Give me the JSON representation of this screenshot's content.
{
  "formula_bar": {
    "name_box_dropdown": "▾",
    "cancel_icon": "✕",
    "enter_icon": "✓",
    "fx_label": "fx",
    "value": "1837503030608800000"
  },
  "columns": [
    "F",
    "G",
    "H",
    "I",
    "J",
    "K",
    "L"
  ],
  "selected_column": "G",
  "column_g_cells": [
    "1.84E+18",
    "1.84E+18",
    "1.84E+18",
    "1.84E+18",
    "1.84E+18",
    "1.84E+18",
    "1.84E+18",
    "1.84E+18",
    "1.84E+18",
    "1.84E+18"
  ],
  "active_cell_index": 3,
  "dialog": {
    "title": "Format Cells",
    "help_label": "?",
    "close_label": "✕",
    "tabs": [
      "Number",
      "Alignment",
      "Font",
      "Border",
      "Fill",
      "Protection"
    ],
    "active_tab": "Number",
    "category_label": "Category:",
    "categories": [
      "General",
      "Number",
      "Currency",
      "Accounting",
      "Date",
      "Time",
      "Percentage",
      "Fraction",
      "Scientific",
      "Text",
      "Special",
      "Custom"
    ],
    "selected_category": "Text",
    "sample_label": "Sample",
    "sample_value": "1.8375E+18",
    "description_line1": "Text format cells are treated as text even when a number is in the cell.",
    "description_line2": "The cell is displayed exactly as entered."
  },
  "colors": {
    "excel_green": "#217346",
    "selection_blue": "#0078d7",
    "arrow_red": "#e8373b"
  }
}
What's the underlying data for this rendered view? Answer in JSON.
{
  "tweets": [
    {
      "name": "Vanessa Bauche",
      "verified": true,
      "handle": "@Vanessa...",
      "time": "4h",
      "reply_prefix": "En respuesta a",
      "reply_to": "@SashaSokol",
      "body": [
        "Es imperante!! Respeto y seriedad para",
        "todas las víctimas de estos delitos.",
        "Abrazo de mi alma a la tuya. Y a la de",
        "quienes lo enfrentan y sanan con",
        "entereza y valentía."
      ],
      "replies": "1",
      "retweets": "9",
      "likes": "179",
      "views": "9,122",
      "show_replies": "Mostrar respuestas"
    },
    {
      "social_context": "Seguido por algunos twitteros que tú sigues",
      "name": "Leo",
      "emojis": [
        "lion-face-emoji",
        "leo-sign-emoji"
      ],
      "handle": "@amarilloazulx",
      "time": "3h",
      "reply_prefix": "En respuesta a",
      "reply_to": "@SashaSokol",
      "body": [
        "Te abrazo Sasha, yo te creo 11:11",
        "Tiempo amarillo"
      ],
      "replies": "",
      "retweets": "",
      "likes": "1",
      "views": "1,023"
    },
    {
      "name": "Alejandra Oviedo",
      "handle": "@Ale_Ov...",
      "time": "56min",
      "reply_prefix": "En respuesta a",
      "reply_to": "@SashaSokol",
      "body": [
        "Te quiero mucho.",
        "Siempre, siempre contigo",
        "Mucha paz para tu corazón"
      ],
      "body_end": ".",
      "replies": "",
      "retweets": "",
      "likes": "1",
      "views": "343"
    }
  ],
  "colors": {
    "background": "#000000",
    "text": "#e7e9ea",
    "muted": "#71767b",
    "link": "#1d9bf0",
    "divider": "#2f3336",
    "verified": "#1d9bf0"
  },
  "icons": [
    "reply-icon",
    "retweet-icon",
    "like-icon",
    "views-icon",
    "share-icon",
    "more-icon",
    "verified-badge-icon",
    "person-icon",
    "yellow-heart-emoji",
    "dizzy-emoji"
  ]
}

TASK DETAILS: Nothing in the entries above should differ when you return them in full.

RESPONSE AREA:
Give me the JSON representation of this screenshot's content.
{
  "formula_bar": {
    "name_box_dropdown": "▾",
    "cancel_icon": "✕",
    "enter_icon": "✓",
    "fx_label": "fx",
    "value": "1837503030608800000"
  },
  "columns": [
    "F",
    "G",
    "H",
    "I",
    "J",
    "K",
    "L"
  ],
  "selected_column": "G",
  "column_g_cells": [
    "1.84E+18",
    "1.84E+18",
    "1.84E+18",
    "1.84E+18",
    "1.84E+18",
    "1.84E+18",
    "1.84E+18",
    "1.84E+18",
    "1.84E+18",
    "1.84E+18"
  ],
  "active_cell_index": 3,
  "dialog": {
    "title": "Format Cells",
    "help_label": "?",
    "close_label": "✕",
    "tabs": [
      "Number",
      "Alignment",
      "Font",
      "Border",
      "Fill",
      "Protection"
    ],
    "active_tab": "Number",
    "category_label": "Category:",
    "categories": [
      "General",
      "Number",
      "Currency",
      "Accounting",
      "Date",
      "Time",
      "Percentage",
      "Fraction",
      "Scientific",
      "Text",
      "Special",
      "Custom"
    ],
    "selected_category": "Text",
    "sample_label": "Sample",
    "sample_value": "1.8375E+18",
    "description_line1": "Text format cells are treated as text even when a number is in the cell.",
    "description_line2": "The cell is displayed exactly as entered."
  },
  "colors": {
    "excel_green": "#217346",
    "selection_blue": "#0078d7",
    "arrow_red": "#e8373b"
  }
}
What's the underlying data for this rendered view? Answer in JSON.
{
  "tweets": [
    {
      "name": "Vanessa Bauche",
      "verified": true,
      "handle": "@Vanessa...",
      "time": "4h",
      "reply_prefix": "En respuesta a",
      "reply_to": "@SashaSokol",
      "body": [
        "Es imperante!! Respeto y seriedad para",
        "todas las víctimas de estos delitos.",
        "Abrazo de mi alma a la tuya. Y a la de",
        "quienes lo enfrentan y sanan con",
        "entereza y valentía."
      ],
      "replies": "1",
      "retweets": "9",
      "likes": "179",
      "views": "9,122",
      "show_replies": "Mostrar respuestas"
    },
    {
      "social_context": "Seguido por algunos twitteros que tú sigues",
      "name": "Leo",
      "emojis": [
        "lion-face-emoji",
        "leo-sign-emoji"
      ],
      "handle": "@amarilloazulx",
      "time": "3h",
      "reply_prefix": "En respuesta a",
      "reply_to": "@SashaSokol",
      "body": [
        "Te abrazo Sasha, yo te creo 11:11",
        "Tiempo amarillo"
      ],
      "replies": "",
      "retweets": "",
      "likes": "1",
      "views": "1,023"
    },
    {
      "name": "Alejandra Oviedo",
      "handle": "@Ale_Ov...",
      "time": "56min",
      "reply_prefix": "En respuesta a",
      "reply_to": "@SashaSokol",
      "body": [
        "Te quiero mucho.",
        "Siempre, siempre contigo",
        "Mucha paz para tu corazón"
      ],
      "body_end": ".",
      "replies": "",
      "retweets": "",
      "likes": "1",
      "views": "343"
    }
  ],
  "colors": {
    "background": "#000000",
    "text": "#e7e9ea",
    "muted": "#71767b",
    "link": "#1d9bf0",
    "divider": "#2f3336",
    "verified": "#1d9bf0"
  },
  "icons": [
    "reply-icon",
    "retweet-icon",
    "like-icon",
    "views-icon",
    "share-icon",
    "more-icon",
    "verified-badge-icon",
    "person-icon",
    "yellow-heart-emoji",
    "dizzy-emoji"
  ]
}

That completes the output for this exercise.